Category: research methods

Book Review: What is Digital Sociology? by Neil Selwyn

In What is Digital Sociology?, Neil Selwyn offers a new overview of digital sociology, advocating for its mainstream acceptance as a valuable expansion of sociological inquiry, while dispelling the misconception that it is a entirely new or radically different form of sociology. This is an excellent introduction to digital sociology, recommends Huw Davies, that will be particularly helpful for … Continued

The re-use of qualitative data is an under-appreciated field for innovation and the creation of new knowledge in the social sciences

The value and potential of data re-use and the associated methodology of qualitative secondary analysis (QSA) is often overlooked. Dr Anna Tarrant and Dr Kahryn Hughes propose, that as COVID-19 limits opportunities for qualitative research for the foreseeable future, now, more than ever the social sciences need to address the under-use of existing qualitative data. … Continued

Book Review: Creativity in Research: Cultivate Clarity, Be Innovative and Make Progress in your Research Journey by Nicola Ulibarri et al

In Creativity in Research: Cultivate Clarity, Be Innovative and Make Progress in your Research Journey, Nicola Ulibarri et al emphasise the invaluable role of creativity for the academic researcher, focusing on the processes and contexts of research in order to help academics foster innovation and imagination in their practices. The book will be useful to … Continued

Carrying out qualitative research under lockdown – Practical and ethical considerations

How can qualitative researchers collect data during social-distancing measures? Adam Jowett outlines several techniques researchers can use to collect data without face-to-face contact with participants. Bringing together a number of previous studies, he also suggests such techniques have their own methodological advantages and disadvantages and that while these techniques may appear particularly apt during the … Continued

Book Review: Storytelling with Data: Let’s Practice! by Cole Nussbaumer Knaflic

In Storytelling with Data: Let’s Practice!, Cole Nussbaumer Knaflic presents a new guide to data communication, featuring over 100 hands-on exercises and 250 data visualisations to help build skills in impactful data communication grounded in effective storytelling. Intended for anyone committed to improving their ability to communicate data and complemented by a website that enables users to further hone their … Continued

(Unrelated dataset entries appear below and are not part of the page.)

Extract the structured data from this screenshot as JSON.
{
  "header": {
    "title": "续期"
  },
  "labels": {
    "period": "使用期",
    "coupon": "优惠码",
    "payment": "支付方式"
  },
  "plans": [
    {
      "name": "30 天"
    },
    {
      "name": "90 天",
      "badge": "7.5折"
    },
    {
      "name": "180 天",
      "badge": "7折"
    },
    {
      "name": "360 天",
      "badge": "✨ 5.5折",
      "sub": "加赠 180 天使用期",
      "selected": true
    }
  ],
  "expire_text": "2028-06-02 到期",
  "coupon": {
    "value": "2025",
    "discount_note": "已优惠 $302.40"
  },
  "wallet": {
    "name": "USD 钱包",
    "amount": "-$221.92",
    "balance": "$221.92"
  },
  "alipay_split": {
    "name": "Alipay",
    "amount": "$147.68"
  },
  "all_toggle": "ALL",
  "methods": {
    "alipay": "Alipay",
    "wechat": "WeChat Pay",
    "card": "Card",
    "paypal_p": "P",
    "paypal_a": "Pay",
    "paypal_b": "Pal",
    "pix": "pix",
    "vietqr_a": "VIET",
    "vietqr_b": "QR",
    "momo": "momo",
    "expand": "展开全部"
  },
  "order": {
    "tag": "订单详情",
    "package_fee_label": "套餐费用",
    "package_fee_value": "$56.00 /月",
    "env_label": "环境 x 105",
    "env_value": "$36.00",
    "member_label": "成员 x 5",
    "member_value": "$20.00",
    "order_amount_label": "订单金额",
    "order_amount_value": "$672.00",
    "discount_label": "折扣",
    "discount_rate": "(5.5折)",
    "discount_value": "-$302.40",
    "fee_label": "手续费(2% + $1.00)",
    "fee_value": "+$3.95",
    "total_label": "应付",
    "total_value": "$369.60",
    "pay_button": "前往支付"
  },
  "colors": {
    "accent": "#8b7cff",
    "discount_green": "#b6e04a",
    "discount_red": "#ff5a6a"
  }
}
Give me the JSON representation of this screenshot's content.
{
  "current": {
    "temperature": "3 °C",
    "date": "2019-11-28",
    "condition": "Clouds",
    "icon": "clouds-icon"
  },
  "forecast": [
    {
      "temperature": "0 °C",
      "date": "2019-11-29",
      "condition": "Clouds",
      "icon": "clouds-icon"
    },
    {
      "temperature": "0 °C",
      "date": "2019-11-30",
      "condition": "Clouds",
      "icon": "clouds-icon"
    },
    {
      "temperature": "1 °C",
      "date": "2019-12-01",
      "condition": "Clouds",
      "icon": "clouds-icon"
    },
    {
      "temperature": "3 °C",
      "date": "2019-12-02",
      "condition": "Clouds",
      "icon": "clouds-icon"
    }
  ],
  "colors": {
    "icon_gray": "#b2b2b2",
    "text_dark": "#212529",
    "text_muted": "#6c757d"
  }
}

Co-producing knowledge with social movements, a critical perspective

For academic researchers working with social movements and activist groups can present unique challenges. Finding ways to work effectively together, whilst acknowledging differences in power and objectives, is often problematic. Drawing on perspectives from different social movements and academia, Diana Mitlin, Jhono Bennett, Philipp Horn, Sophie King, Jack Makau and George Masimba Nyama present insights … Continued

Four principles for practising and evaluating co-production – a view from sustainability research.

The co-production paradigm has become commonplace across many disciplines as a means of orchestrating the production of useful knowledge aligned to different social needs. Drawing on the expertise of 36 co-production practitioners in the field of sustainability research, Dr Albert Norström, Dr Chris Cvitanovic, Dr Marie F. Löf, Dr Simon West and Dr Carina Wyborn, present … Continued

Pushing research to the limit – Who innovates in social science research?

Innovation in any field of research often runs the risk of being poorly judged and misunderstood by researchers beholden to more conventional methods. What then allows researchers to undertake research that could leave them ostracised from their disciplinary communities? In this post, Sharon Koppman and Erin Leahey highlight how the development of interdisciplinary identities, association with key organisations, and the […]

If we’re serious about changing the world, we need to get our evidence right – A comment on the 2019 Nobel Prize in Economics.

The announcement of this year’s Nobel Prize in economics has highlighted divisions within the development economics community, particularly around the efficacy of using Randomised Controlled Trials (RCTs) as a tool for making social interventions. In this post Gorgi Krlev discusses the pros and cons of experimental approaches in economics and suggests that rather than seeing routes to delivering social change as […]